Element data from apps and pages
☆ ☆ ☆

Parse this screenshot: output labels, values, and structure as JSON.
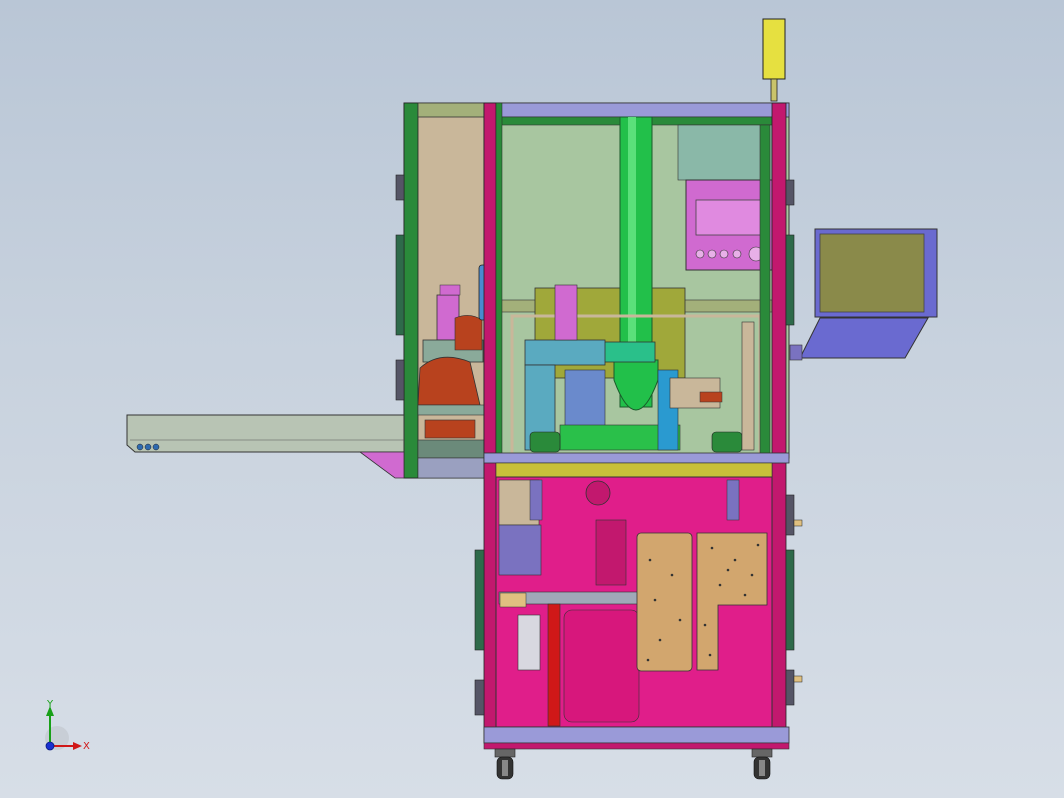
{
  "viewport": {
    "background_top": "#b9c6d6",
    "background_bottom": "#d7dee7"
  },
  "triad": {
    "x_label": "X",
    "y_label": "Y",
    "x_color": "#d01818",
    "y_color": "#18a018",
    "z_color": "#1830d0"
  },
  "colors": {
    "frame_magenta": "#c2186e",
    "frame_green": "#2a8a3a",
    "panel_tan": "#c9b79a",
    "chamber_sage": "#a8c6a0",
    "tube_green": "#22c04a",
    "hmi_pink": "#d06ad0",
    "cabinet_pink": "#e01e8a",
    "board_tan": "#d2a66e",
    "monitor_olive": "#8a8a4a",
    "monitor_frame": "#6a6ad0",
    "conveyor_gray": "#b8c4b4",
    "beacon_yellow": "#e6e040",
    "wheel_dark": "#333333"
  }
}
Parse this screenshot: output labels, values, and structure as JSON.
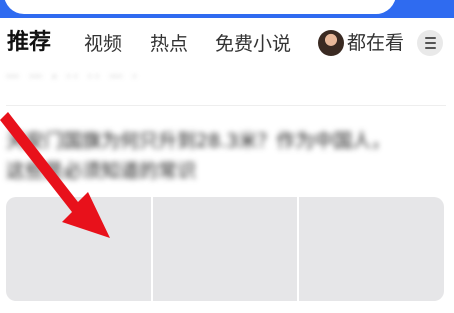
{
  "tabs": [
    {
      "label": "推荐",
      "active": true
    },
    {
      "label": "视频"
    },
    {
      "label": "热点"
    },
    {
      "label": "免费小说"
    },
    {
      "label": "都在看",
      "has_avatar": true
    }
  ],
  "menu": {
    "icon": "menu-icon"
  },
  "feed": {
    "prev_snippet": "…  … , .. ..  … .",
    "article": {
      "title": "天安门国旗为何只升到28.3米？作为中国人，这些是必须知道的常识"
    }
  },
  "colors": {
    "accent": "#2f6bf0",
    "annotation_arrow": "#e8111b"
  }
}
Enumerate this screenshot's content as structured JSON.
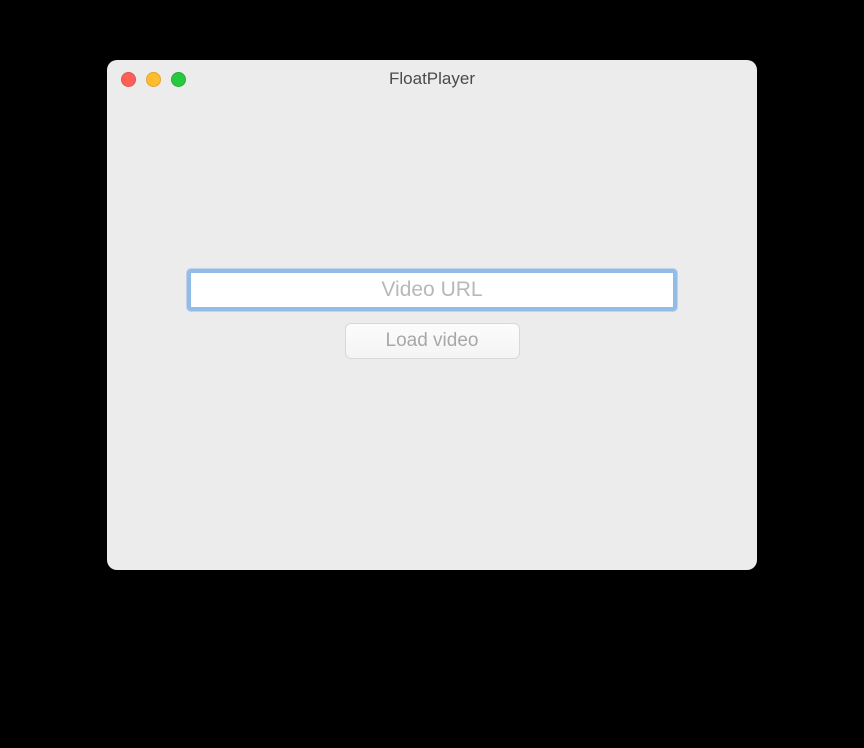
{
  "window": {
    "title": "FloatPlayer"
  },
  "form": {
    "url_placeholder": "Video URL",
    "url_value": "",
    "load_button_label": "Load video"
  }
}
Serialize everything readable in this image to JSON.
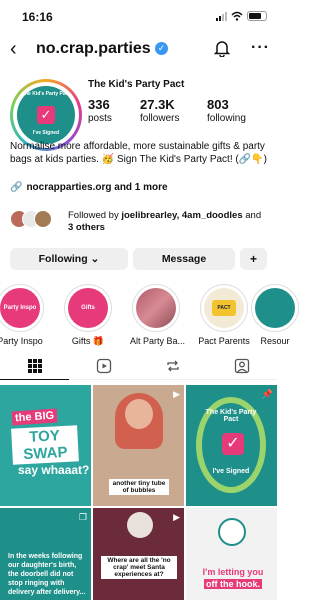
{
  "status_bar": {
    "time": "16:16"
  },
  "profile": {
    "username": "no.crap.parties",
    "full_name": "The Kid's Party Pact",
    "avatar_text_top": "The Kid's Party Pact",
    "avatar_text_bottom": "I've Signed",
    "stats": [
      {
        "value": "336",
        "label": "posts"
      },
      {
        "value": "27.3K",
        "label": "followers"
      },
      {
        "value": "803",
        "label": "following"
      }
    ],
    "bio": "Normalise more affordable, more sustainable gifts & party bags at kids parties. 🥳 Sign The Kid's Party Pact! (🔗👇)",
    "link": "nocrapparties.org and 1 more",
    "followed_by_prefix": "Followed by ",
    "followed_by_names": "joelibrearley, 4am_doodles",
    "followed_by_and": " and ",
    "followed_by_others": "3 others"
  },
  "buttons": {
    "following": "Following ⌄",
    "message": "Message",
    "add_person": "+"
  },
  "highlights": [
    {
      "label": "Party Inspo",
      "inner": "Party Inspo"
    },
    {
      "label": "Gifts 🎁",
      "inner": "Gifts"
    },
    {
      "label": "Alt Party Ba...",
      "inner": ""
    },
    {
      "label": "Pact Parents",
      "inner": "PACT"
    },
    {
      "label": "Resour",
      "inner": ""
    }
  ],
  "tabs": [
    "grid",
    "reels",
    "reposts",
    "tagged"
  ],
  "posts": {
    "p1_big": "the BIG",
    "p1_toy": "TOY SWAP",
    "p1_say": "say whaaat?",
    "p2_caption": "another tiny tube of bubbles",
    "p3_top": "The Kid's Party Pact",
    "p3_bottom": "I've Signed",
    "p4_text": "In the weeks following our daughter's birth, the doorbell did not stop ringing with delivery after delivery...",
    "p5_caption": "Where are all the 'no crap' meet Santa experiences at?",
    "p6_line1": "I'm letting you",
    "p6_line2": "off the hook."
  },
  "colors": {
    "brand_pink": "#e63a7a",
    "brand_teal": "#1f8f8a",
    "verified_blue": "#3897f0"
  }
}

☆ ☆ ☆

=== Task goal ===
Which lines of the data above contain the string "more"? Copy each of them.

=== Expected answer ===
    "bio": "Normalise more affordable, more sustainable gifts & party bags at kids parties. 🥳 Sign The Kid's Party Pact! (🔗👇)",
    "link": "nocrapparties.org and 1 more",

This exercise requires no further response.